How are chocolate cysts diagnosed?

Physical examinations and imaging tests can reveal signs of ovarian endometrioma. Your healthcare provider might find the cyst during a pelvic exam if it is particularly large. Your doctor can find out if you have a mass thanks to transvaginal ultrasounds, MRIs, and computed tomography scans (CT scans).

Laparoscopy is the gold standard for diagnosing endometriosis. Your doctor will do this procedure by making very small slits in your belly and inserting a laparoscope, which is a thin tube. Your doctor will be able to see the cyst through this tube and either completely remove it or extract a sample for testing (biopsy). Your doctor will identify endometrial glands and stroma cells in the sample if it is an ovarian endometrioma. Laparoscopy allows for simultaneous diagnosis and treatment. However, surgery for the removal of ovarian endometrioma is done according to symptoms. If a patient is having severe pain not responding to medicine and have completed the family then endometrioma can be removed as its removal will also result in damaging the surrounding healthy ovarian tissue leading to decreased ovarian reserve. That is why in patients with infertility with low ovarian reserve, removal of endometrioma if required, is preferably done after freezing of embryos.

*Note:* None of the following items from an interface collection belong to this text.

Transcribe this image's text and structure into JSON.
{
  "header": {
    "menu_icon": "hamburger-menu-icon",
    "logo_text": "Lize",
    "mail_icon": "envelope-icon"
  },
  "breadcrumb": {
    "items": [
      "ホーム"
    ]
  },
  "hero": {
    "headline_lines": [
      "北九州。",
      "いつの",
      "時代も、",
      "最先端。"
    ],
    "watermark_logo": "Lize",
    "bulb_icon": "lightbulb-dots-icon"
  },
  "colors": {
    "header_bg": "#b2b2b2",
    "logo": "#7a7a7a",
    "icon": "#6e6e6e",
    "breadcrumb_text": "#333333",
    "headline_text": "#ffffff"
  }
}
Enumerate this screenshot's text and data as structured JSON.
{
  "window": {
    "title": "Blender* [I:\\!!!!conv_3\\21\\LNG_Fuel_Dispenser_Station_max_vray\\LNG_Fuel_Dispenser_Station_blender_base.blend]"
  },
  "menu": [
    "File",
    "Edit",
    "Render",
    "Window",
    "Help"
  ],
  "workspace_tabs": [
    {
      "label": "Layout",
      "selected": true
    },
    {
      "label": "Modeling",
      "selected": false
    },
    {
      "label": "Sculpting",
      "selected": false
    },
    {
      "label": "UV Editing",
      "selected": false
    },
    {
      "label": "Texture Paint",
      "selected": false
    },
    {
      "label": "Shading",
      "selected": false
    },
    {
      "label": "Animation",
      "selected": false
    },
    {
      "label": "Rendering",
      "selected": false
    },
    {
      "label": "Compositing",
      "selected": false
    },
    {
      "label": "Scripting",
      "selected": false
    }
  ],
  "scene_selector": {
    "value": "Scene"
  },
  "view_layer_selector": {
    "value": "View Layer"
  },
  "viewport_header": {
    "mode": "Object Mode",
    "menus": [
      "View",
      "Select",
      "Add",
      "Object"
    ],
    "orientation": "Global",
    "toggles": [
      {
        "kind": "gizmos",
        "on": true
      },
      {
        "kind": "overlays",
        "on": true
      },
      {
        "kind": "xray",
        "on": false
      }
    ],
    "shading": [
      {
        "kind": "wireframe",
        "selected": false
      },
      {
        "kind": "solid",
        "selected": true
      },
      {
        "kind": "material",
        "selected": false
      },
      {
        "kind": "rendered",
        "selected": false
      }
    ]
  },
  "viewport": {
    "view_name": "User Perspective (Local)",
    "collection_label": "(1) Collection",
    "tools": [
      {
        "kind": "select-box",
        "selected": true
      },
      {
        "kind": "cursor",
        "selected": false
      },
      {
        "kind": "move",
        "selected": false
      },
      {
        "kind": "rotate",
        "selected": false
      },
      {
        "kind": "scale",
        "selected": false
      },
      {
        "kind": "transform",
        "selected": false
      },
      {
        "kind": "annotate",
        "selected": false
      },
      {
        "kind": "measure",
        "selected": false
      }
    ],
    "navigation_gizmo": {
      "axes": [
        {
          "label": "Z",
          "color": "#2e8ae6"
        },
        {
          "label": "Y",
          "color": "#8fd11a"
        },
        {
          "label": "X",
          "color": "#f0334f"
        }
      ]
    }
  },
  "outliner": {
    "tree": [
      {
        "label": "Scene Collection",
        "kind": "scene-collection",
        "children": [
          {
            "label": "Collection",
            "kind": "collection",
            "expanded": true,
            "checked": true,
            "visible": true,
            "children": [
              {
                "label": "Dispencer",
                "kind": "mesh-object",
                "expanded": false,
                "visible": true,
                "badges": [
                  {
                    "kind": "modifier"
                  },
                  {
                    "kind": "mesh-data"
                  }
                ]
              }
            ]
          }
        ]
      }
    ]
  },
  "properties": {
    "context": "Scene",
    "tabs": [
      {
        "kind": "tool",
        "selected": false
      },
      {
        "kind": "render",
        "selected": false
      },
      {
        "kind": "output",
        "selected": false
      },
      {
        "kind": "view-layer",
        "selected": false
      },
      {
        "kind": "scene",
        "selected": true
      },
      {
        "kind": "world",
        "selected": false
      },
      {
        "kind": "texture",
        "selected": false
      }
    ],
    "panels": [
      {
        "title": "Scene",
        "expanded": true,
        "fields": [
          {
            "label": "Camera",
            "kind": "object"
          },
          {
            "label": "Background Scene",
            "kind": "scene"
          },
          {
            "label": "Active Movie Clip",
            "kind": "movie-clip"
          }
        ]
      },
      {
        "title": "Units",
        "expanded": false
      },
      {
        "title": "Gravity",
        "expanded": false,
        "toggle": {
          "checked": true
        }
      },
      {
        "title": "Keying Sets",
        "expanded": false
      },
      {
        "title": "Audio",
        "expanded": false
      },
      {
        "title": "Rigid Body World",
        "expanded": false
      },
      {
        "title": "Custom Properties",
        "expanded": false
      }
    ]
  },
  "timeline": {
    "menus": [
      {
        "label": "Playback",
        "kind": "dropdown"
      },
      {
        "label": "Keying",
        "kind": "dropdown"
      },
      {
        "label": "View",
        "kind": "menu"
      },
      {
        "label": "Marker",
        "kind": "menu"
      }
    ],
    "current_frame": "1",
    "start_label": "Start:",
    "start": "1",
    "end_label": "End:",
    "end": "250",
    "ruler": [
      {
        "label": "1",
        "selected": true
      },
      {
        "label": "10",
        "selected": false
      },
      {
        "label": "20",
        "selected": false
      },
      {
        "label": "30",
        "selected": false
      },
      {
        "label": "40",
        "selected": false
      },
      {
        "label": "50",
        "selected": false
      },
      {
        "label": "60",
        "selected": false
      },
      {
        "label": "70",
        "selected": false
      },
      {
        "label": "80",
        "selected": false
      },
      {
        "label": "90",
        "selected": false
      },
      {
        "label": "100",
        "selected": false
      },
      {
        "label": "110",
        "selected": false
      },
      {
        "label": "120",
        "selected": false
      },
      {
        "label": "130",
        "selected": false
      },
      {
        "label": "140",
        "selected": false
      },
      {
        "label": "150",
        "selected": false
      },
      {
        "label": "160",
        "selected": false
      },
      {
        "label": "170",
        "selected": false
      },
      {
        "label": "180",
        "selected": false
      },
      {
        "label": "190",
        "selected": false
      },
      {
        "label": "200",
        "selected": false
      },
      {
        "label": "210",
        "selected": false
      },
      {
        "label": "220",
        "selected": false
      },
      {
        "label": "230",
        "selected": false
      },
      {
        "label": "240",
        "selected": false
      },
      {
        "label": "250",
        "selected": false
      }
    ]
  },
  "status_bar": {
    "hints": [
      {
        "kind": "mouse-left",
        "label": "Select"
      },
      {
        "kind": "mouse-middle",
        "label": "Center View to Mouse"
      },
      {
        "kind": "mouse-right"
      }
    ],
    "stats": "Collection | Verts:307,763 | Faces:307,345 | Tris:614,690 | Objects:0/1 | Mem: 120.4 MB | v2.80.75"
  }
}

Women with endometriosis frequently have chocolate cysts. Medication can frequently be used to treat symptoms. The cysts may need to be removed in some circumstances.

Unpleasant symptoms from ovarian endometriomas can interfere with your life. If you’re still in your reproductive years, it’s not particularly consoling to know that these symptoms typically improve after menopause. Ask your doctor about your treatment choices if you have an ovarian endometrioma. Based on your health and way of living, your doctor may suggest methods for treating your problems.